And then this: "I’ve proposed, and in my plan for economic development for our city, I’m going to ensure that three communities in particular receive the funding that comes from CDBG: Southeast community, City Heights community and San Ysidro."
The Lincoln Club mailer omits the words "that comes from CDBG."
Alvarez went on to talk about a specific CDBG program called Neighborhood Revitalization Strategy Areas (NRSA). NRSAs are low-income, disadvantaged communities for which the Department of Housing and Urban Development allows more flexibility on how CDBG money can be spent. A city has to apply to HUD to have an area designated a NRSA. When redevelopment ended, San Diego started exploring having certain areas designated NRSAs to boost revitalization efforts (City Heights and Southeast San Diego were formerly designated redevelopment areas).
Once an area's becomes a NRSA, there's extensive community outreach to prioritize need and set out short- and long-term objectives that must be met. Bottom line: the long list of neighborhoods that the Lincoln Club says Alvarez will "cut funding to" would never qualify as NRSAs: Rancho Bernardo, Scripps Ranch, Mission Hills, Hillcrest, North Park, Point Loma, Serra Mesa, Carmel Valley, Bankers Hill, etc.
Neither are most of these neighborhoods home to programs that receive CDBG money, though residents throughout the city can certainly access services from CDBG grantees like the Family Justice Center, the city's clean-syringe-exchange program, Meals-on-Wheels, and the San Diego food bank.
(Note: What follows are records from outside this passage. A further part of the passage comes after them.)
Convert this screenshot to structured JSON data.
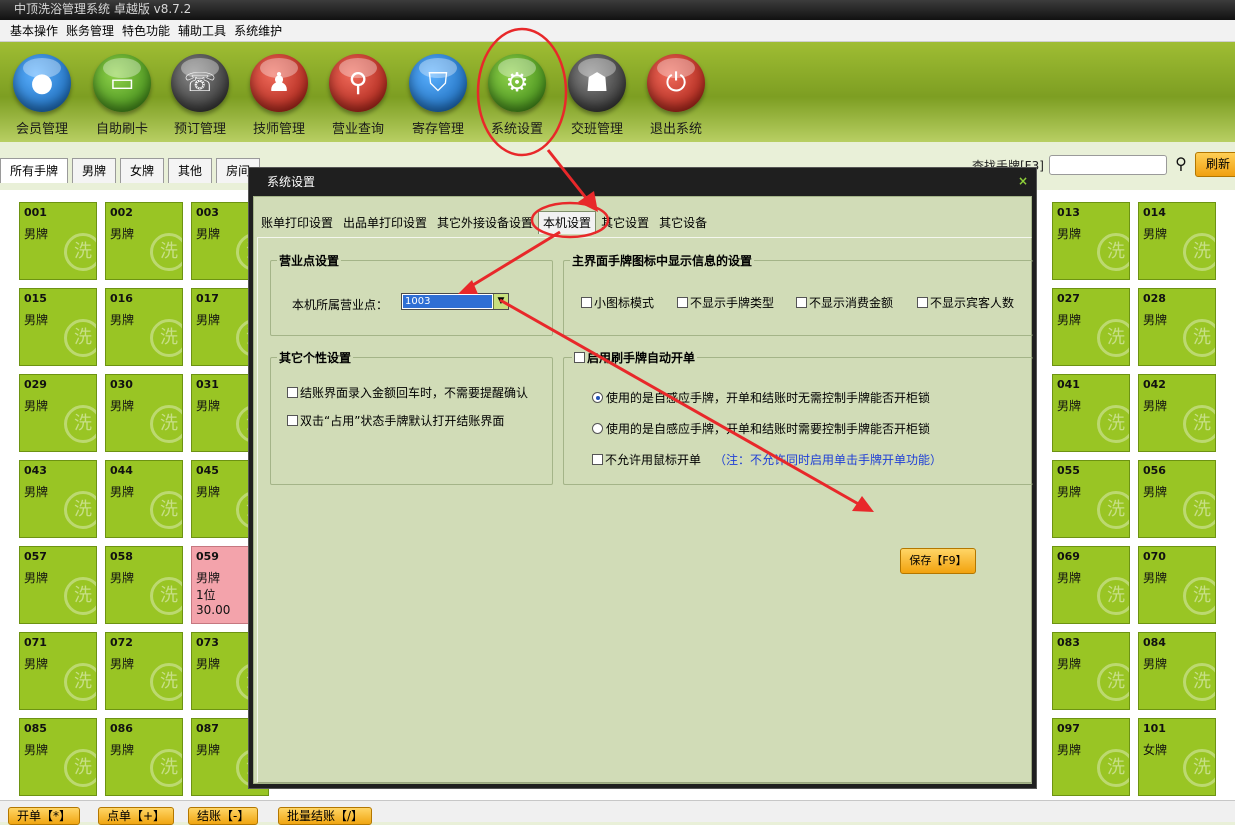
{
  "app": {
    "title": "中顶洗浴管理系统 卓越版 v8.7.2"
  },
  "menu": [
    "基本操作",
    "账务管理",
    "特色功能",
    "辅助工具",
    "系统维护"
  ],
  "toolbar": [
    {
      "label": "会员管理",
      "icon": "member-icon",
      "color": "#1d7ccf"
    },
    {
      "label": "自助刷卡",
      "icon": "card-icon",
      "color": "#4a9c1c"
    },
    {
      "label": "预订管理",
      "icon": "phone-icon",
      "color": "#3a3a3a"
    },
    {
      "label": "技师管理",
      "icon": "technician-icon",
      "color": "#c4261b"
    },
    {
      "label": "营业查询",
      "icon": "search-icon",
      "color": "#c4261b"
    },
    {
      "label": "寄存管理",
      "icon": "bag-icon",
      "color": "#1d7ccf"
    },
    {
      "label": "系统设置",
      "icon": "gear-icon",
      "color": "#4a9c1c"
    },
    {
      "label": "交班管理",
      "icon": "meeting-icon",
      "color": "#3a3a3a"
    },
    {
      "label": "退出系统",
      "icon": "power-icon",
      "color": "#c4261b"
    }
  ],
  "tabs": [
    "所有手牌",
    "男牌",
    "女牌",
    "其他",
    "房间"
  ],
  "search": {
    "label": "查找手牌[F3]",
    "refresh_label": "刷新"
  },
  "tiles": [
    {
      "num": "001",
      "type": "男牌"
    },
    {
      "num": "002",
      "type": "男牌"
    },
    {
      "num": "003",
      "type": "男牌"
    },
    {
      "num": "013",
      "type": "男牌"
    },
    {
      "num": "014",
      "type": "男牌"
    },
    {
      "num": "015",
      "type": "男牌"
    },
    {
      "num": "016",
      "type": "男牌"
    },
    {
      "num": "017",
      "type": "男牌"
    },
    {
      "num": "027",
      "type": "男牌"
    },
    {
      "num": "028",
      "type": "男牌"
    },
    {
      "num": "029",
      "type": "男牌"
    },
    {
      "num": "030",
      "type": "男牌"
    },
    {
      "num": "031",
      "type": "男牌"
    },
    {
      "num": "041",
      "type": "男牌"
    },
    {
      "num": "042",
      "type": "男牌"
    },
    {
      "num": "043",
      "type": "男牌"
    },
    {
      "num": "044",
      "type": "男牌"
    },
    {
      "num": "045",
      "type": "男牌"
    },
    {
      "num": "055",
      "type": "男牌"
    },
    {
      "num": "056",
      "type": "男牌"
    },
    {
      "num": "057",
      "type": "男牌"
    },
    {
      "num": "058",
      "type": "男牌"
    },
    {
      "num": "059",
      "type": "男牌",
      "guests": "1位",
      "amount": "30.00",
      "occupied": true
    },
    {
      "num": "069",
      "type": "男牌"
    },
    {
      "num": "070",
      "type": "男牌"
    },
    {
      "num": "071",
      "type": "男牌"
    },
    {
      "num": "072",
      "type": "男牌"
    },
    {
      "num": "073",
      "type": "男牌"
    },
    {
      "num": "083",
      "type": "男牌"
    },
    {
      "num": "084",
      "type": "男牌"
    },
    {
      "num": "085",
      "type": "男牌"
    },
    {
      "num": "086",
      "type": "男牌"
    },
    {
      "num": "087",
      "type": "男牌"
    },
    {
      "num": "097",
      "type": "男牌"
    },
    {
      "num": "101",
      "type": "女牌"
    }
  ],
  "bottom_buttons": [
    "开单【*】",
    "点单【+】",
    "结账【-】",
    "批量结账【/】"
  ],
  "dialog": {
    "title": "系统设置",
    "close": "×",
    "tabs": [
      "账单打印设置",
      "出品单打印设置",
      "其它外接设备设置",
      "本机设置",
      "其它设置",
      "其它设备"
    ],
    "active_tab": "本机设置",
    "business_point": {
      "title": "营业点设置",
      "label": "本机所属营业点：",
      "value": "1003"
    },
    "display": {
      "title": "主界面手牌图标中显示信息的设置",
      "options": [
        "小图标模式",
        "不显示手牌类型",
        "不显示消费金额",
        "不显示宾客人数"
      ]
    },
    "personal": {
      "title": "其它个性设置",
      "options": [
        "结账界面录入金额回车时，不需要提醒确认",
        "双击“占用”状态手牌默认打开结账界面"
      ]
    },
    "auto_open": {
      "title": "启用刷手牌自动开单",
      "radio1": "使用的是自感应手牌，开单和结账时无需控制手牌能否开柜锁",
      "radio2": "使用的是自感应手牌，开单和结账时需要控制手牌能否开柜锁",
      "mouse_label": "不允许用鼠标开单",
      "note": "（注：不允许同时启用单击手牌开单功能）"
    },
    "save_label": "保存【F9】"
  }
}
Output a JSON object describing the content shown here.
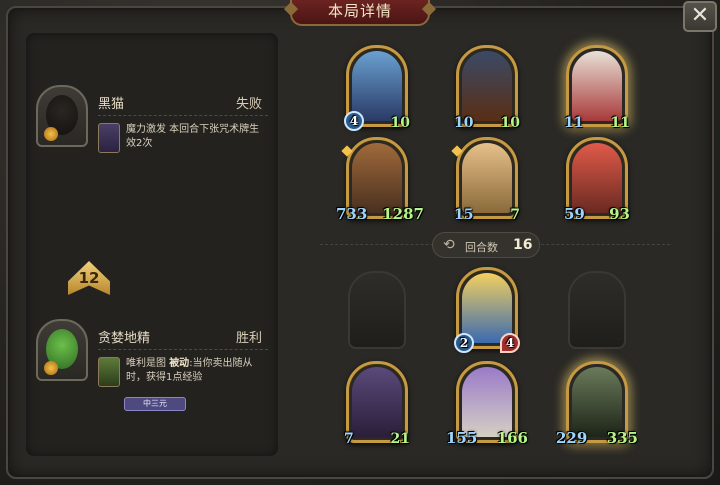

So, don't worry, North of 8ers: If David Alvarez is elected, money for parks, roads and sidewalks isn't going to be cut and diverted only to those other parts of San Diego. But prioritizing projects in poorer, older communities is a key issue in San Diego right now. So much so that Kevin Faulconer's made it a campaign promise. From his campaign website: "For far too long, the City of San Diego has neglected many of its communities.... As mayor, Kevin Faulconer will be committed to creating a better quality of life and economic opportunities in all of San Diego’s communities—starting with our most neglected neighborhoods."
But don't expect that fact to stop the Lincoln Club from sending out more misleading mailers.